§ Your instructions
Leave the pictures out while you restate every entry below word for word.

Page and application data records
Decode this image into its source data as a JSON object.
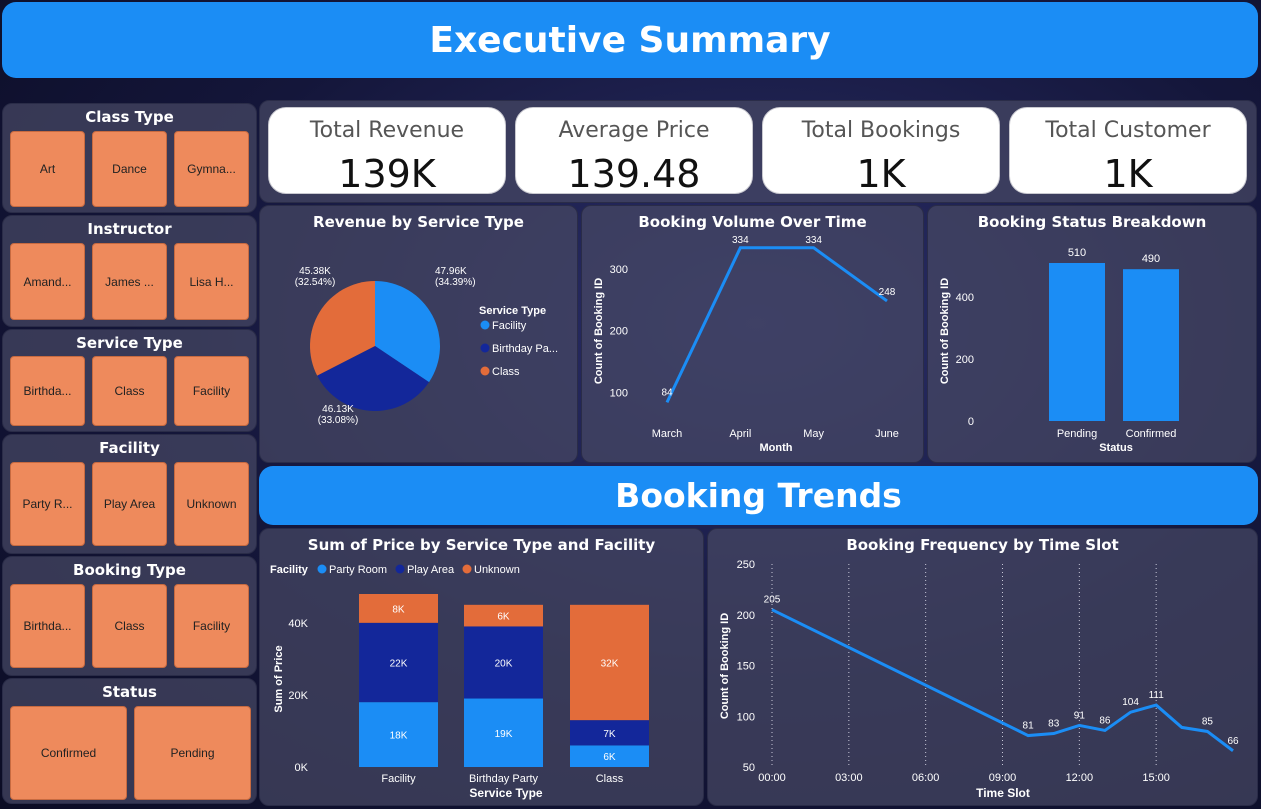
{
  "header": {
    "title": "Executive Summary"
  },
  "section2": {
    "title": "Booking Trends"
  },
  "slicers": [
    {
      "title": "Class Type",
      "items": [
        "Art",
        "Dance",
        "Gymna..."
      ]
    },
    {
      "title": "Instructor",
      "items": [
        "Amand...",
        "James ...",
        "Lisa H..."
      ]
    },
    {
      "title": "Service Type",
      "items": [
        "Birthda...",
        "Class",
        "Facility"
      ]
    },
    {
      "title": "Facility",
      "items": [
        "Party R...",
        "Play Area",
        "Unknown"
      ]
    },
    {
      "title": "Booking Type",
      "items": [
        "Birthda...",
        "Class",
        "Facility"
      ]
    },
    {
      "title": "Status",
      "items": [
        "Confirmed",
        "Pending"
      ]
    }
  ],
  "kpis": [
    {
      "label": "Total Revenue",
      "value": "139K"
    },
    {
      "label": "Average Price",
      "value": "139.48"
    },
    {
      "label": "Total Bookings",
      "value": "1K"
    },
    {
      "label": "Total Customer",
      "value": "1K"
    }
  ],
  "colors": {
    "accent": "#1b8df5",
    "facility": "#1b8df5",
    "birthday_party": "#13279a",
    "class": "#e36c3a",
    "party_room": "#1b8df5",
    "play_area": "#13279a",
    "unknown": "#e36c3a",
    "slicer_tile": "#ee8a5c"
  },
  "chart_data": [
    {
      "id": "revenue_by_service",
      "type": "pie",
      "title": "Revenue by Service Type",
      "legend_title": "Service Type",
      "slices": [
        {
          "name": "Facility",
          "value": 47.96,
          "label": "47.96K",
          "pct": "(34.39%)"
        },
        {
          "name": "Birthday Pa...",
          "value": 46.13,
          "label": "46.13K",
          "pct": "(33.08%)"
        },
        {
          "name": "Class",
          "value": 45.38,
          "label": "45.38K",
          "pct": "(32.54%)"
        }
      ]
    },
    {
      "id": "booking_volume",
      "type": "line",
      "title": "Booking Volume Over Time",
      "xlabel": "Month",
      "ylabel": "Count of Booking ID",
      "categories": [
        "March",
        "April",
        "May",
        "June"
      ],
      "values": [
        84,
        334,
        334,
        248
      ],
      "yticks": [
        100,
        200,
        300
      ],
      "ylim": [
        70,
        345
      ]
    },
    {
      "id": "booking_status",
      "type": "bar",
      "title": "Booking Status Breakdown",
      "xlabel": "Status",
      "ylabel": "Count of Booking ID",
      "categories": [
        "Pending",
        "Confirmed"
      ],
      "values": [
        510,
        490
      ],
      "yticks": [
        0,
        200,
        400
      ],
      "ylim": [
        0,
        510
      ]
    },
    {
      "id": "price_by_service_facility",
      "type": "bar",
      "stacked": true,
      "title": "Sum of Price by Service Type and Facility",
      "xlabel": "Service Type",
      "ylabel": "Sum of Price",
      "legend_title": "Facility",
      "categories": [
        "Facility",
        "Birthday Party",
        "Class"
      ],
      "series": [
        {
          "name": "Party Room",
          "values": [
            18,
            19,
            6
          ],
          "labels": [
            "18K",
            "19K",
            "6K"
          ]
        },
        {
          "name": "Play Area",
          "values": [
            22,
            20,
            7
          ],
          "labels": [
            "22K",
            "20K",
            "7K"
          ]
        },
        {
          "name": "Unknown",
          "values": [
            8,
            6,
            32
          ],
          "labels": [
            "8K",
            "6K",
            "32K"
          ]
        }
      ],
      "yticks": [
        0,
        20,
        40
      ],
      "ytick_labels": [
        "0K",
        "20K",
        "40K"
      ],
      "ylim": [
        0,
        48
      ]
    },
    {
      "id": "booking_frequency",
      "type": "line",
      "title": "Booking Frequency by Time Slot",
      "xlabel": "Time Slot",
      "ylabel": "Count of Booking ID",
      "x": [
        0,
        10,
        11,
        12,
        13,
        14,
        15,
        16,
        17,
        18
      ],
      "values": [
        205,
        81,
        83,
        91,
        86,
        104,
        111,
        89,
        85,
        66
      ],
      "point_labels": [
        "205",
        "81",
        "83",
        "91",
        "86",
        "104",
        "111",
        "",
        "85",
        "66"
      ],
      "xticks": [
        0,
        3,
        6,
        9,
        12,
        15
      ],
      "xtick_labels": [
        "00:00",
        "03:00",
        "06:00",
        "09:00",
        "12:00",
        "15:00"
      ],
      "xlim": [
        0,
        18
      ],
      "yticks": [
        50,
        100,
        150,
        200,
        250
      ],
      "ylim": [
        50,
        250
      ]
    }
  ]
}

§ Expected answer
Decode this image into its source data as a JSON object.
{
  "header": {
    "title": "Executive Summary"
  },
  "section2": {
    "title": "Booking Trends"
  },
  "slicers": [
    {
      "title": "Class Type",
      "items": [
        "Art",
        "Dance",
        "Gymna..."
      ]
    },
    {
      "title": "Instructor",
      "items": [
        "Amand...",
        "James ...",
        "Lisa H..."
      ]
    },
    {
      "title": "Service Type",
      "items": [
        "Birthda...",
        "Class",
        "Facility"
      ]
    },
    {
      "title": "Facility",
      "items": [
        "Party R...",
        "Play Area",
        "Unknown"
      ]
    },
    {
      "title": "Booking Type",
      "items": [
        "Birthda...",
        "Class",
        "Facility"
      ]
    },
    {
      "title": "Status",
      "items": [
        "Confirmed",
        "Pending"
      ]
    }
  ],
  "kpis": [
    {
      "label": "Total Revenue",
      "value": "139K"
    },
    {
      "label": "Average Price",
      "value": "139.48"
    },
    {
      "label": "Total Bookings",
      "value": "1K"
    },
    {
      "label": "Total Customer",
      "value": "1K"
    }
  ],
  "colors": {
    "accent": "#1b8df5",
    "facility": "#1b8df5",
    "birthday_party": "#13279a",
    "class": "#e36c3a",
    "party_room": "#1b8df5",
    "play_area": "#13279a",
    "unknown": "#e36c3a",
    "slicer_tile": "#ee8a5c"
  },
  "chart_data": [
    {
      "id": "revenue_by_service",
      "type": "pie",
      "title": "Revenue by Service Type",
      "legend_title": "Service Type",
      "slices": [
        {
          "name": "Facility",
          "value": 47.96,
          "label": "47.96K",
          "pct": "(34.39%)"
        },
        {
          "name": "Birthday Pa...",
          "value": 46.13,
          "label": "46.13K",
          "pct": "(33.08%)"
        },
        {
          "name": "Class",
          "value": 45.38,
          "label": "45.38K",
          "pct": "(32.54%)"
        }
      ]
    },
    {
      "id": "booking_volume",
      "type": "line",
      "title": "Booking Volume Over Time",
      "xlabel": "Month",
      "ylabel": "Count of Booking ID",
      "categories": [
        "March",
        "April",
        "May",
        "June"
      ],
      "values": [
        84,
        334,
        334,
        248
      ],
      "yticks": [
        100,
        200,
        300
      ],
      "ylim": [
        70,
        345
      ]
    },
    {
      "id": "booking_status",
      "type": "bar",
      "title": "Booking Status Breakdown",
      "xlabel": "Status",
      "ylabel": "Count of Booking ID",
      "categories": [
        "Pending",
        "Confirmed"
      ],
      "values": [
        510,
        490
      ],
      "yticks": [
        0,
        200,
        400
      ],
      "ylim": [
        0,
        510
      ]
    },
    {
      "id": "price_by_service_facility",
      "type": "bar",
      "stacked": true,
      "title": "Sum of Price by Service Type and Facility",
      "xlabel": "Service Type",
      "ylabel": "Sum of Price",
      "legend_title": "Facility",
      "categories": [
        "Facility",
        "Birthday Party",
        "Class"
      ],
      "series": [
        {
          "name": "Party Room",
          "values": [
            18,
            19,
            6
          ],
          "labels": [
            "18K",
            "19K",
            "6K"
          ]
        },
        {
          "name": "Play Area",
          "values": [
            22,
            20,
            7
          ],
          "labels": [
            "22K",
            "20K",
            "7K"
          ]
        },
        {
          "name": "Unknown",
          "values": [
            8,
            6,
            32
          ],
          "labels": [
            "8K",
            "6K",
            "32K"
          ]
        }
      ],
      "yticks": [
        0,
        20,
        40
      ],
      "ytick_labels": [
        "0K",
        "20K",
        "40K"
      ],
      "ylim": [
        0,
        48
      ]
    },
    {
      "id": "booking_frequency",
      "type": "line",
      "title": "Booking Frequency by Time Slot",
      "xlabel": "Time Slot",
      "ylabel": "Count of Booking ID",
      "x": [
        0,
        10,
        11,
        12,
        13,
        14,
        15,
        16,
        17,
        18
      ],
      "values": [
        205,
        81,
        83,
        91,
        86,
        104,
        111,
        89,
        85,
        66
      ],
      "point_labels": [
        "205",
        "81",
        "83",
        "91",
        "86",
        "104",
        "111",
        "",
        "85",
        "66"
      ],
      "xticks": [
        0,
        3,
        6,
        9,
        12,
        15
      ],
      "xtick_labels": [
        "00:00",
        "03:00",
        "06:00",
        "09:00",
        "12:00",
        "15:00"
      ],
      "xlim": [
        0,
        18
      ],
      "yticks": [
        50,
        100,
        150,
        200,
        250
      ],
      "ylim": [
        50,
        250
      ]
    }
  ]
}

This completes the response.